Dataset records:
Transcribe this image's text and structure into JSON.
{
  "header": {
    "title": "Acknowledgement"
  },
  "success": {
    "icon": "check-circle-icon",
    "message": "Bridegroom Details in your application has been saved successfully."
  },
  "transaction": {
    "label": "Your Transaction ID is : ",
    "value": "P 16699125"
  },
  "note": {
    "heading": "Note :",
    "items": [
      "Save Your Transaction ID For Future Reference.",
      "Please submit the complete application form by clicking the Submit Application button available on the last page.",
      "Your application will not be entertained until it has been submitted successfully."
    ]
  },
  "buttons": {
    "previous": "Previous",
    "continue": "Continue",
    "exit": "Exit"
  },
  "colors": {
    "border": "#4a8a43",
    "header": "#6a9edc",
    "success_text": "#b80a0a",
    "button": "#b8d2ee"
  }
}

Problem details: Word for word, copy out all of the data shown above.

Response below:
Transcribe this image's text and structure into JSON.
{
  "header": {
    "title": "Acknowledgement"
  },
  "success": {
    "icon": "check-circle-icon",
    "message": "Bridegroom Details in your application has been saved successfully."
  },
  "transaction": {
    "label": "Your Transaction ID is : ",
    "value": "P 16699125"
  },
  "note": {
    "heading": "Note :",
    "items": [
      "Save Your Transaction ID For Future Reference.",
      "Please submit the complete application form by clicking the Submit Application button available on the last page.",
      "Your application will not be entertained until it has been submitted successfully."
    ]
  },
  "buttons": {
    "previous": "Previous",
    "continue": "Continue",
    "exit": "Exit"
  },
  "colors": {
    "border": "#4a8a43",
    "header": "#6a9edc",
    "success_text": "#b80a0a",
    "button": "#b8d2ee"
  }
}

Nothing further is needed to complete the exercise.